◆ EXERCISE REQUIREMENTS: Nothing but the lines from the one containing "Transcribe this image's" through the last line of the records below should be copied, exactly and without pictures.

#####

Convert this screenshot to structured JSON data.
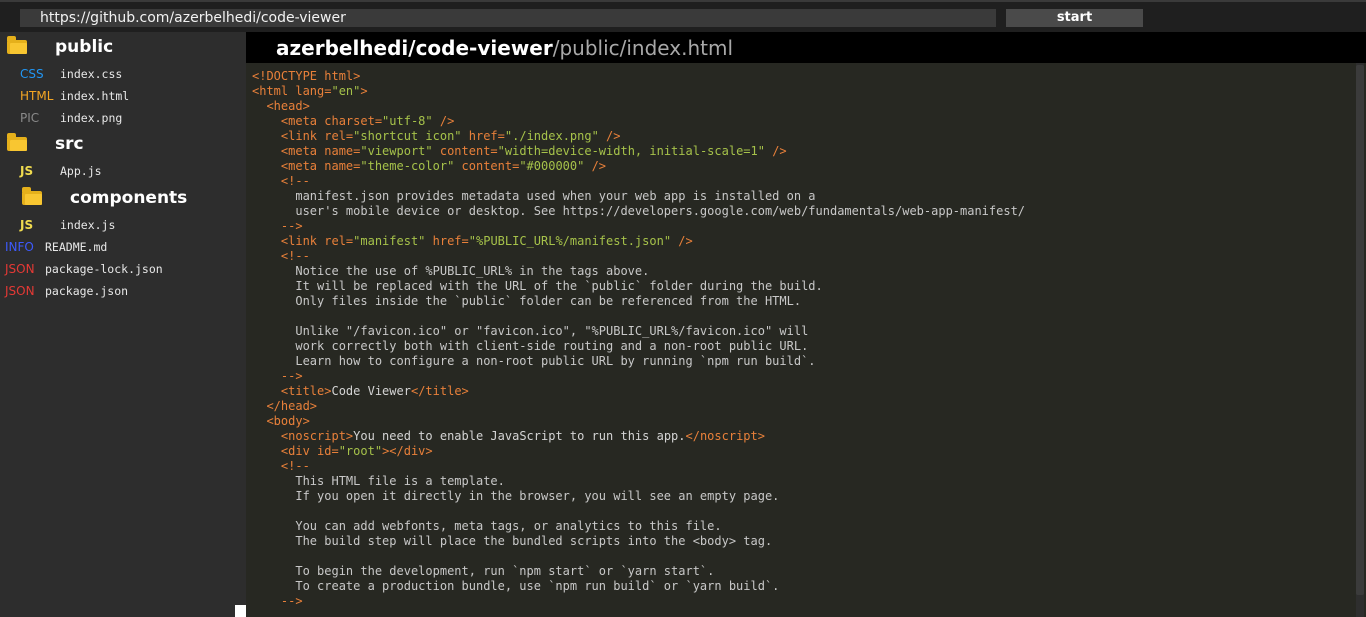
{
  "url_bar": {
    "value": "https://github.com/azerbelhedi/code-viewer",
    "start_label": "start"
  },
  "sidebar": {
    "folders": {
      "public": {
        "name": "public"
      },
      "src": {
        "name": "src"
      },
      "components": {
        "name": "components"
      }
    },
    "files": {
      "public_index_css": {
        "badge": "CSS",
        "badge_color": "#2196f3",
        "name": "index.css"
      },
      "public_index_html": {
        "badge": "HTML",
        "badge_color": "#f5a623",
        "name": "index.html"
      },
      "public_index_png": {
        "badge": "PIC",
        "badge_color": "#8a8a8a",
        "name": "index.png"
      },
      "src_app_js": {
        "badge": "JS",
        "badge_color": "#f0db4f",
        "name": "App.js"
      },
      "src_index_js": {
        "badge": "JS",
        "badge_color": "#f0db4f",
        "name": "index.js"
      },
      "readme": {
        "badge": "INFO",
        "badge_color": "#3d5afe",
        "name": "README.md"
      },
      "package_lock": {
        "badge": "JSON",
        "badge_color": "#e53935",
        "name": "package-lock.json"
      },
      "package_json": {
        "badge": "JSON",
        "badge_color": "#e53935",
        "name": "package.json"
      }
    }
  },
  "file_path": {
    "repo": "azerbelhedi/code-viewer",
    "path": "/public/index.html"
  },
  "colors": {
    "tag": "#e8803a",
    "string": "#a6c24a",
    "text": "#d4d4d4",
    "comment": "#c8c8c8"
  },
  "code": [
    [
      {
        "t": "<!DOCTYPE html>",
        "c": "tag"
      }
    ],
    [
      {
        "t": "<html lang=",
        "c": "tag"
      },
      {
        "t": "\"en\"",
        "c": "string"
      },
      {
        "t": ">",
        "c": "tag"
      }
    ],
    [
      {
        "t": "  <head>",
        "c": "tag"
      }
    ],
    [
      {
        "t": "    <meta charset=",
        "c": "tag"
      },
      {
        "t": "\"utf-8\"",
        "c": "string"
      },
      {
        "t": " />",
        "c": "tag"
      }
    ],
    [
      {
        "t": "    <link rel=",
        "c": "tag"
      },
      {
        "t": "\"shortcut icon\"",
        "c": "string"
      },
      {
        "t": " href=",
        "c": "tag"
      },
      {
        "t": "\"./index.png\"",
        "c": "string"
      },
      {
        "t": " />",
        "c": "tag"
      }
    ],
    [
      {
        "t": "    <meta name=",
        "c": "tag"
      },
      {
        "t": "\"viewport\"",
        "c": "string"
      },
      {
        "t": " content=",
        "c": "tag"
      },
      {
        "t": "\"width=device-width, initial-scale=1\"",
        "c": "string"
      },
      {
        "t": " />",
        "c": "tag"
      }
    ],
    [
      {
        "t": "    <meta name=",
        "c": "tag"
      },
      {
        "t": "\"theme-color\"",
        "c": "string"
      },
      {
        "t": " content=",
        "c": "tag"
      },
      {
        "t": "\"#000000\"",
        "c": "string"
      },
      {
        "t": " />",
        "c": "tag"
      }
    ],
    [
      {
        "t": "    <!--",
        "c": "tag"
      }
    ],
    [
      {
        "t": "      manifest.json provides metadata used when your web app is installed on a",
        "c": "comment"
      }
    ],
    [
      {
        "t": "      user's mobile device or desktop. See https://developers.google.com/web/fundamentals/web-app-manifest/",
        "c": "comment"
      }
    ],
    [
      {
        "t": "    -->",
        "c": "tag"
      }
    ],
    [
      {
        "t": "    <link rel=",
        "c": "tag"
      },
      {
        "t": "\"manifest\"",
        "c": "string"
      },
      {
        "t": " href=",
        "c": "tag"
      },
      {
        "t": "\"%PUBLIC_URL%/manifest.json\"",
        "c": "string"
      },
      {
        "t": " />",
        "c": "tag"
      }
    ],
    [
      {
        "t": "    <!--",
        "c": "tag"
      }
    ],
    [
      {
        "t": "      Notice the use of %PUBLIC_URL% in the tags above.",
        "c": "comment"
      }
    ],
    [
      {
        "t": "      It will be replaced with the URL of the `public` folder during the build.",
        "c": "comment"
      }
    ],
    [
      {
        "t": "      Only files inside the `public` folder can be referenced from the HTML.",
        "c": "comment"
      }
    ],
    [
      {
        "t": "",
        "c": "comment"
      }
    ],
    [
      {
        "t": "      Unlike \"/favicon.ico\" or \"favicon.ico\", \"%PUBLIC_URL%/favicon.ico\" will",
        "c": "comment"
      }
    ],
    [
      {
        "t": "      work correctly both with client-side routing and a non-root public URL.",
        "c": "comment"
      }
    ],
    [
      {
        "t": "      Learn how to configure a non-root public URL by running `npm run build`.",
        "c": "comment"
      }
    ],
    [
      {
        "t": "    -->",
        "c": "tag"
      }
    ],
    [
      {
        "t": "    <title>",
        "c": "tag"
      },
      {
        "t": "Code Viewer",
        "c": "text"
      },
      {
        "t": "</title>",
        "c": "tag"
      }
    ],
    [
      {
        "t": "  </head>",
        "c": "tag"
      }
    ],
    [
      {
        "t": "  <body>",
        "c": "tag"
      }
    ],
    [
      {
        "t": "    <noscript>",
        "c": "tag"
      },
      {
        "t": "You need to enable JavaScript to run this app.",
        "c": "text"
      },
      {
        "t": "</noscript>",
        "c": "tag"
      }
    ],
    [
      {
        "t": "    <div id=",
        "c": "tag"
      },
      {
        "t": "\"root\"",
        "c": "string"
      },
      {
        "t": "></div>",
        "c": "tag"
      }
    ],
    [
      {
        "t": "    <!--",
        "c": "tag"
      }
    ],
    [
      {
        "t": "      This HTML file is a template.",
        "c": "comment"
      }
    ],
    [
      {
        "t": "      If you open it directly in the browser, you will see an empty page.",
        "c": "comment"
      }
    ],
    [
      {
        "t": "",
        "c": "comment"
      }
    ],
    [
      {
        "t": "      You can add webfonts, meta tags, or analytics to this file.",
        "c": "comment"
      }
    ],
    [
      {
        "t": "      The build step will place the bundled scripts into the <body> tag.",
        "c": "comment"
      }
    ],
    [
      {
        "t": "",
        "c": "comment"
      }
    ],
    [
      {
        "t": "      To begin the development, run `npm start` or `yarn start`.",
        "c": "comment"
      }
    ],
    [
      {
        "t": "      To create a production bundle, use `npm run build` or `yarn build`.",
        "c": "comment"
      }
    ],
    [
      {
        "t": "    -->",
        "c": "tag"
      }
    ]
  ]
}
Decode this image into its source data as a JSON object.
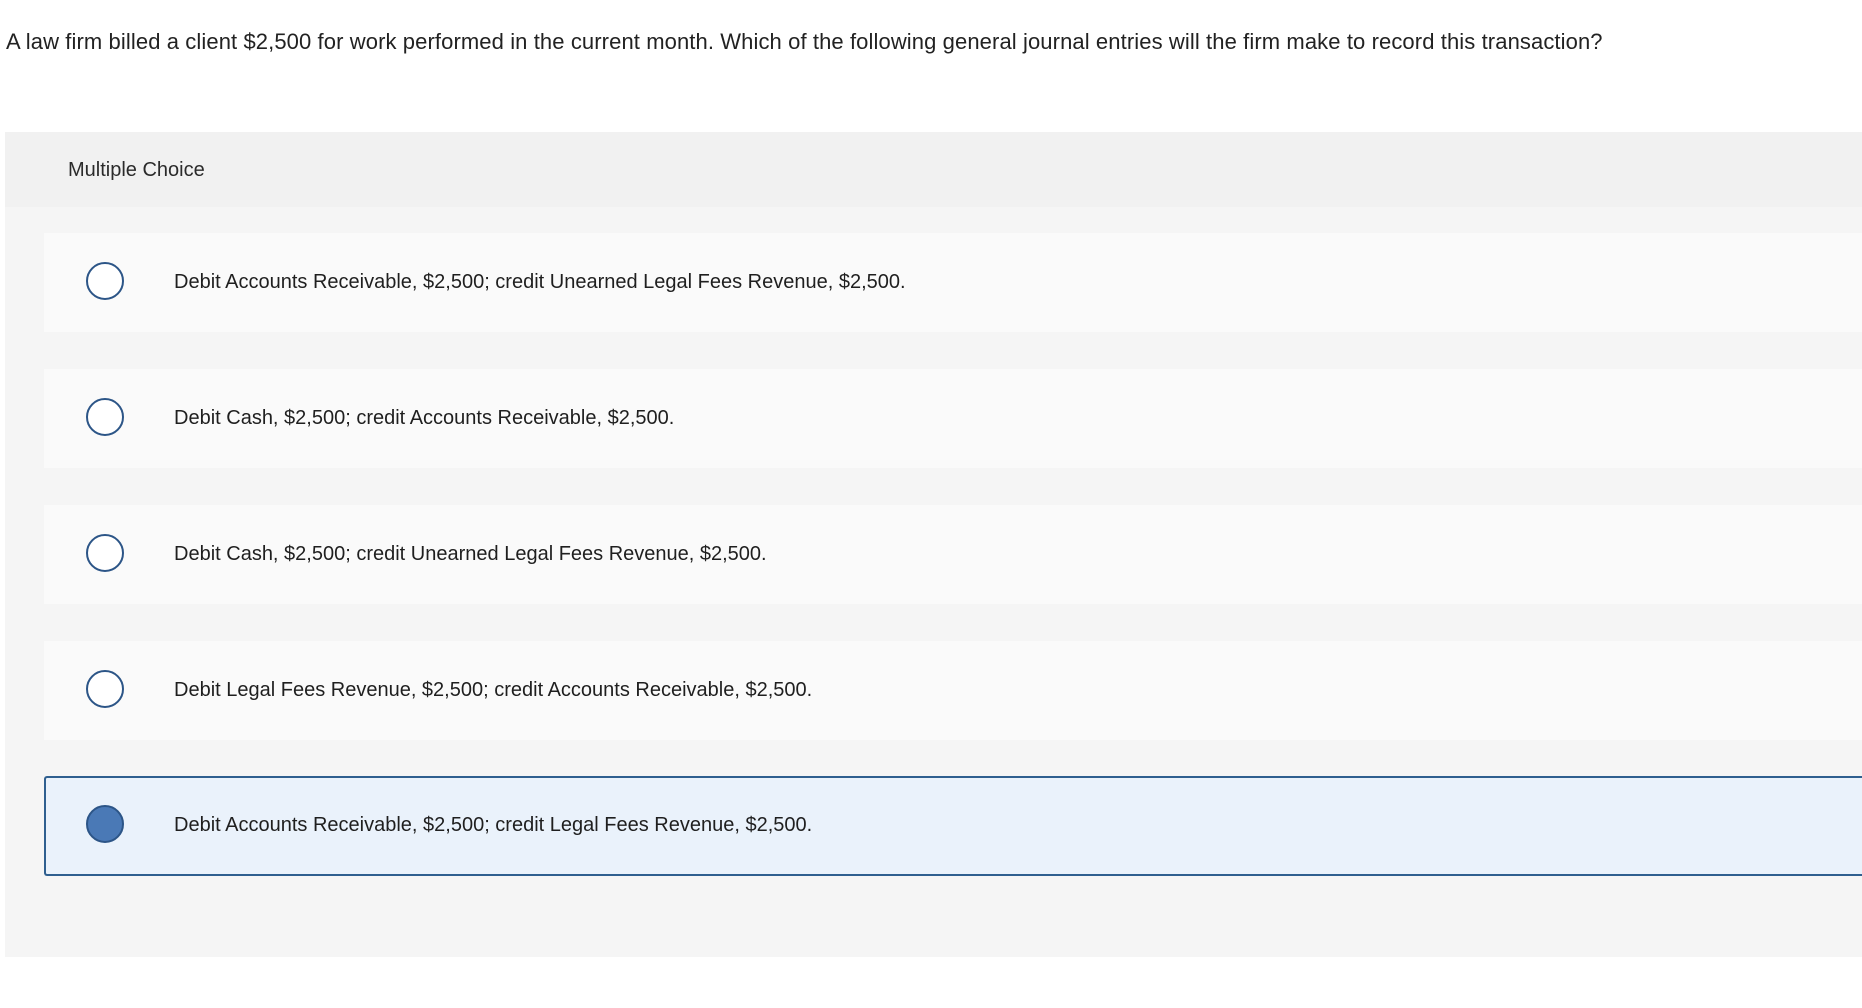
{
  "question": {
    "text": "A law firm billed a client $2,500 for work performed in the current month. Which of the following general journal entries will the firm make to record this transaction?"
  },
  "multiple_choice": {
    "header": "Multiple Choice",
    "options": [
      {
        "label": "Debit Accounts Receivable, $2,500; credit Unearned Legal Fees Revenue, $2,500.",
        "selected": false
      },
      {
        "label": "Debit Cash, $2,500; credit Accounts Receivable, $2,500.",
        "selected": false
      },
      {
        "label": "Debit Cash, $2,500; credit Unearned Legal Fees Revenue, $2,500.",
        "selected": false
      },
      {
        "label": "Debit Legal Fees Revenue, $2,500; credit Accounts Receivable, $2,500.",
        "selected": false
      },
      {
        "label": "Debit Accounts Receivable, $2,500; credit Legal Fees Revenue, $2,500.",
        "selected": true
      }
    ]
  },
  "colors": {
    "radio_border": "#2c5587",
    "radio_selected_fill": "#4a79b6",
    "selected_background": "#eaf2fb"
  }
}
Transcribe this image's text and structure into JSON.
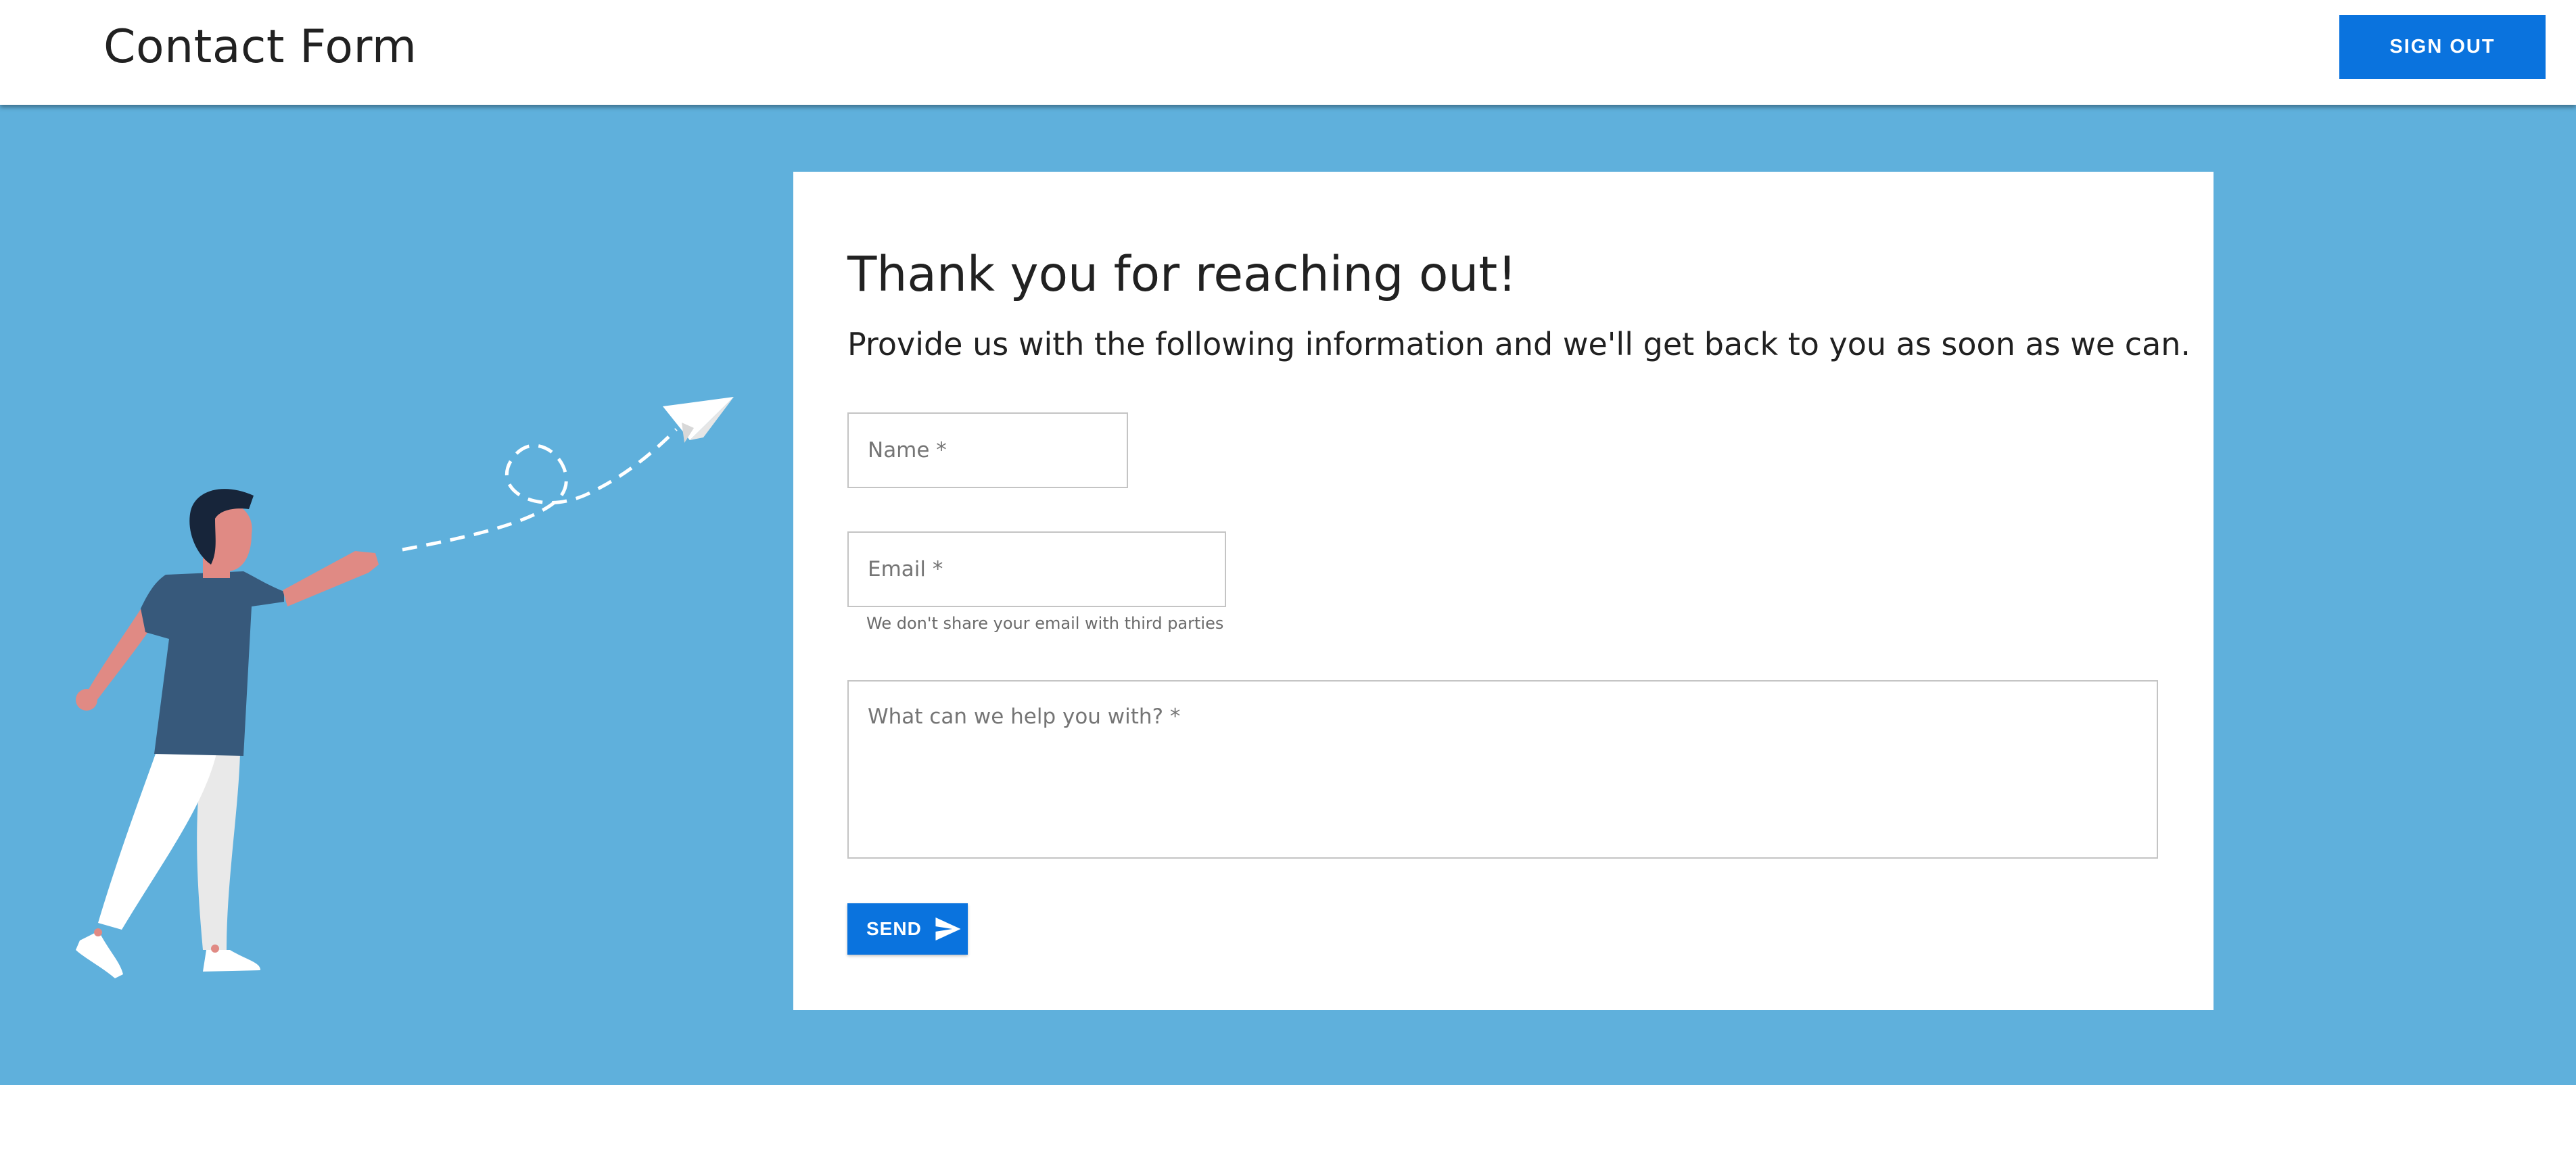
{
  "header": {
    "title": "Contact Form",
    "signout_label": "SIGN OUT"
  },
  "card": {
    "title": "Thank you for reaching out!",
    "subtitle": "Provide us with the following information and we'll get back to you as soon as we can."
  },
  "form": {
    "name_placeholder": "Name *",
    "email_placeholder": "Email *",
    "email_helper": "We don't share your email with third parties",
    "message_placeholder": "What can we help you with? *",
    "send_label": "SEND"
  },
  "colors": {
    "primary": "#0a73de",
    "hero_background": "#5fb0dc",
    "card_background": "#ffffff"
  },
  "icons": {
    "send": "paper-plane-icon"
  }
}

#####

◆ REPLY TO THE EXERCISE:
Transcribe this image's text and structure into JSON.
{
  "header": {
    "title": "Contact Form",
    "signout_label": "SIGN OUT"
  },
  "card": {
    "title": "Thank you for reaching out!",
    "subtitle": "Provide us with the following information and we'll get back to you as soon as we can."
  },
  "form": {
    "name_placeholder": "Name *",
    "email_placeholder": "Email *",
    "email_helper": "We don't share your email with third parties",
    "message_placeholder": "What can we help you with? *",
    "send_label": "SEND"
  },
  "colors": {
    "primary": "#0a73de",
    "hero_background": "#5fb0dc",
    "card_background": "#ffffff"
  },
  "icons": {
    "send": "paper-plane-icon"
  }
}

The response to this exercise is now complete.